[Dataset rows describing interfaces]

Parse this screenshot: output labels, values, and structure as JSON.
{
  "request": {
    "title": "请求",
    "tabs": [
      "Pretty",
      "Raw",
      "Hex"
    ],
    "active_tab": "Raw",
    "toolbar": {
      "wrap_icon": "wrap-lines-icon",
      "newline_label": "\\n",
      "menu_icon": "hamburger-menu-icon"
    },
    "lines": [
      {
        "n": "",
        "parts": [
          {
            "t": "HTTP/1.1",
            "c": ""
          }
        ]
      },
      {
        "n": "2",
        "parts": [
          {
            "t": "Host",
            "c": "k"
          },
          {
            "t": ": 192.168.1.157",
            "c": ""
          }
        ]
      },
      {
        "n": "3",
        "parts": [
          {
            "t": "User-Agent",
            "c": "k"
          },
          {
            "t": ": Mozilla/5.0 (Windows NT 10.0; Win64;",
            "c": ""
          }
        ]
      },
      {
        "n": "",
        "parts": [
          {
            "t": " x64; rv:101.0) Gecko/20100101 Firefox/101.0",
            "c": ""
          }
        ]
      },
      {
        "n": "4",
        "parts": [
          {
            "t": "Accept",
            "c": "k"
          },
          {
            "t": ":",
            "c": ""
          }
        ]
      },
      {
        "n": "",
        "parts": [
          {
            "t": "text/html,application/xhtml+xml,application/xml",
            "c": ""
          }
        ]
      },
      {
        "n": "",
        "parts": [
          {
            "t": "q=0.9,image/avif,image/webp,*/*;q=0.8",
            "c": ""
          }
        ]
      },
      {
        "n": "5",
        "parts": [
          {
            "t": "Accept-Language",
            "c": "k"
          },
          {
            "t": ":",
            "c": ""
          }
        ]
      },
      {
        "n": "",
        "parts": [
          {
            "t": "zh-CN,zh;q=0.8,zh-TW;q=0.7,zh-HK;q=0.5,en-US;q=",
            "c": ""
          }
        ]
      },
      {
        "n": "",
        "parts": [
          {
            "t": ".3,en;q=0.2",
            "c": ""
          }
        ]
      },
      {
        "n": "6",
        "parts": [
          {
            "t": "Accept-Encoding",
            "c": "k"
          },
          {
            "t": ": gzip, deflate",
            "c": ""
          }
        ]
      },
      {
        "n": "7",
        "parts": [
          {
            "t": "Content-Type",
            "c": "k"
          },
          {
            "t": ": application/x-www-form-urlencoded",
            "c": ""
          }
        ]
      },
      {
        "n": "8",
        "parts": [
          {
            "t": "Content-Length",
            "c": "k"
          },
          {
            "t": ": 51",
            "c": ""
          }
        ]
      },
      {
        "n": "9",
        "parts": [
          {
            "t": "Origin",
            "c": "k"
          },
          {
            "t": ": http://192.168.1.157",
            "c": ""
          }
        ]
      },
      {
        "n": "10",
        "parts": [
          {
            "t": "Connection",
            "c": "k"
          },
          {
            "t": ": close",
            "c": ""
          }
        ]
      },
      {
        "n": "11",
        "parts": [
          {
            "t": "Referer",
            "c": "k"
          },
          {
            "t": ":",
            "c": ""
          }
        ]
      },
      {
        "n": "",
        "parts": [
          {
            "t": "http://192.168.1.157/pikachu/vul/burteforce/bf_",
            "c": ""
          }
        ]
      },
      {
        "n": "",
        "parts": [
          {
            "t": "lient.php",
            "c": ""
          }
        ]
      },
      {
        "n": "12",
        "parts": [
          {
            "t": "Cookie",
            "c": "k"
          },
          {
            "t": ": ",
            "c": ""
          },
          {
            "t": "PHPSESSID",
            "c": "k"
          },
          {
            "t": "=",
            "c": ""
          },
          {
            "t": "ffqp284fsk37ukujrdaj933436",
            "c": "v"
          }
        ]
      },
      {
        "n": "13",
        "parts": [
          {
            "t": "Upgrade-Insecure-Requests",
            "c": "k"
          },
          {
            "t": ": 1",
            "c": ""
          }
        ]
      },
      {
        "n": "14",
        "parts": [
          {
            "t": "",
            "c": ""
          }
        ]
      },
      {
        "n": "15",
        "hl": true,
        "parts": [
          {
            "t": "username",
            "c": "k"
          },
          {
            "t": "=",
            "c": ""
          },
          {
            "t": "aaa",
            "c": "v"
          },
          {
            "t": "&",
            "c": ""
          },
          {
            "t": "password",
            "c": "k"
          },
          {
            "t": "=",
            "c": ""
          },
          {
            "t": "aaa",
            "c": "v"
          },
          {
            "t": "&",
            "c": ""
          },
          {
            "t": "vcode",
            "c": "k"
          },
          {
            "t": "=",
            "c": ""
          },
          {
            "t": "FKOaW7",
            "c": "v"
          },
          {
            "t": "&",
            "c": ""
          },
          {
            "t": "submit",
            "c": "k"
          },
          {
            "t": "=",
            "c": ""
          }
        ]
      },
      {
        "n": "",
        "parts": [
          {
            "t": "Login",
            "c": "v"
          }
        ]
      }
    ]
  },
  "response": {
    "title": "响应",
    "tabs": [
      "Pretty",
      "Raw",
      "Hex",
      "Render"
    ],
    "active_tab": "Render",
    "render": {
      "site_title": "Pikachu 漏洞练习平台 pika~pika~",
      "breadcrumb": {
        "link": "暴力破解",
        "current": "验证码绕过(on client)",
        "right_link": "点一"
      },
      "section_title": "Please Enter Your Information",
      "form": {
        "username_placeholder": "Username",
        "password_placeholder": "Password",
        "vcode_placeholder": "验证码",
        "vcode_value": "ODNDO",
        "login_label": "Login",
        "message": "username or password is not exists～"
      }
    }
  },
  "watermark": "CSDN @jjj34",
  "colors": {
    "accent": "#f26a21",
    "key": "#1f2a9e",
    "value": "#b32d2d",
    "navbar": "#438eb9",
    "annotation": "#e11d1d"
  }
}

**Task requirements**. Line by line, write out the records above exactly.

**Exercise result**.
Parse this screenshot: output labels, values, and structure as JSON.
{
  "request": {
    "title": "请求",
    "tabs": [
      "Pretty",
      "Raw",
      "Hex"
    ],
    "active_tab": "Raw",
    "toolbar": {
      "wrap_icon": "wrap-lines-icon",
      "newline_label": "\\n",
      "menu_icon": "hamburger-menu-icon"
    },
    "lines": [
      {
        "n": "",
        "parts": [
          {
            "t": "HTTP/1.1",
            "c": ""
          }
        ]
      },
      {
        "n": "2",
        "parts": [
          {
            "t": "Host",
            "c": "k"
          },
          {
            "t": ": 192.168.1.157",
            "c": ""
          }
        ]
      },
      {
        "n": "3",
        "parts": [
          {
            "t": "User-Agent",
            "c": "k"
          },
          {
            "t": ": Mozilla/5.0 (Windows NT 10.0; Win64;",
            "c": ""
          }
        ]
      },
      {
        "n": "",
        "parts": [
          {
            "t": " x64; rv:101.0) Gecko/20100101 Firefox/101.0",
            "c": ""
          }
        ]
      },
      {
        "n": "4",
        "parts": [
          {
            "t": "Accept",
            "c": "k"
          },
          {
            "t": ":",
            "c": ""
          }
        ]
      },
      {
        "n": "",
        "parts": [
          {
            "t": "text/html,application/xhtml+xml,application/xml",
            "c": ""
          }
        ]
      },
      {
        "n": "",
        "parts": [
          {
            "t": "q=0.9,image/avif,image/webp,*/*;q=0.8",
            "c": ""
          }
        ]
      },
      {
        "n": "5",
        "parts": [
          {
            "t": "Accept-Language",
            "c": "k"
          },
          {
            "t": ":",
            "c": ""
          }
        ]
      },
      {
        "n": "",
        "parts": [
          {
            "t": "zh-CN,zh;q=0.8,zh-TW;q=0.7,zh-HK;q=0.5,en-US;q=",
            "c": ""
          }
        ]
      },
      {
        "n": "",
        "parts": [
          {
            "t": ".3,en;q=0.2",
            "c": ""
          }
        ]
      },
      {
        "n": "6",
        "parts": [
          {
            "t": "Accept-Encoding",
            "c": "k"
          },
          {
            "t": ": gzip, deflate",
            "c": ""
          }
        ]
      },
      {
        "n": "7",
        "parts": [
          {
            "t": "Content-Type",
            "c": "k"
          },
          {
            "t": ": application/x-www-form-urlencoded",
            "c": ""
          }
        ]
      },
      {
        "n": "8",
        "parts": [
          {
            "t": "Content-Length",
            "c": "k"
          },
          {
            "t": ": 51",
            "c": ""
          }
        ]
      },
      {
        "n": "9",
        "parts": [
          {
            "t": "Origin",
            "c": "k"
          },
          {
            "t": ": http://192.168.1.157",
            "c": ""
          }
        ]
      },
      {
        "n": "10",
        "parts": [
          {
            "t": "Connection",
            "c": "k"
          },
          {
            "t": ": close",
            "c": ""
          }
        ]
      },
      {
        "n": "11",
        "parts": [
          {
            "t": "Referer",
            "c": "k"
          },
          {
            "t": ":",
            "c": ""
          }
        ]
      },
      {
        "n": "",
        "parts": [
          {
            "t": "http://192.168.1.157/pikachu/vul/burteforce/bf_",
            "c": ""
          }
        ]
      },
      {
        "n": "",
        "parts": [
          {
            "t": "lient.php",
            "c": ""
          }
        ]
      },
      {
        "n": "12",
        "parts": [
          {
            "t": "Cookie",
            "c": "k"
          },
          {
            "t": ": ",
            "c": ""
          },
          {
            "t": "PHPSESSID",
            "c": "k"
          },
          {
            "t": "=",
            "c": ""
          },
          {
            "t": "ffqp284fsk37ukujrdaj933436",
            "c": "v"
          }
        ]
      },
      {
        "n": "13",
        "parts": [
          {
            "t": "Upgrade-Insecure-Requests",
            "c": "k"
          },
          {
            "t": ": 1",
            "c": ""
          }
        ]
      },
      {
        "n": "14",
        "parts": [
          {
            "t": "",
            "c": ""
          }
        ]
      },
      {
        "n": "15",
        "hl": true,
        "parts": [
          {
            "t": "username",
            "c": "k"
          },
          {
            "t": "=",
            "c": ""
          },
          {
            "t": "aaa",
            "c": "v"
          },
          {
            "t": "&",
            "c": ""
          },
          {
            "t": "password",
            "c": "k"
          },
          {
            "t": "=",
            "c": ""
          },
          {
            "t": "aaa",
            "c": "v"
          },
          {
            "t": "&",
            "c": ""
          },
          {
            "t": "vcode",
            "c": "k"
          },
          {
            "t": "=",
            "c": ""
          },
          {
            "t": "FKOaW7",
            "c": "v"
          },
          {
            "t": "&",
            "c": ""
          },
          {
            "t": "submit",
            "c": "k"
          },
          {
            "t": "=",
            "c": ""
          }
        ]
      },
      {
        "n": "",
        "parts": [
          {
            "t": "Login",
            "c": "v"
          }
        ]
      }
    ]
  },
  "response": {
    "title": "响应",
    "tabs": [
      "Pretty",
      "Raw",
      "Hex",
      "Render"
    ],
    "active_tab": "Render",
    "render": {
      "site_title": "Pikachu 漏洞练习平台 pika~pika~",
      "breadcrumb": {
        "link": "暴力破解",
        "current": "验证码绕过(on client)",
        "right_link": "点一"
      },
      "section_title": "Please Enter Your Information",
      "form": {
        "username_placeholder": "Username",
        "password_placeholder": "Password",
        "vcode_placeholder": "验证码",
        "vcode_value": "ODNDO",
        "login_label": "Login",
        "message": "username or password is not exists～"
      }
    }
  },
  "watermark": "CSDN @jjj34",
  "colors": {
    "accent": "#f26a21",
    "key": "#1f2a9e",
    "value": "#b32d2d",
    "navbar": "#438eb9",
    "annotation": "#e11d1d"
  }
}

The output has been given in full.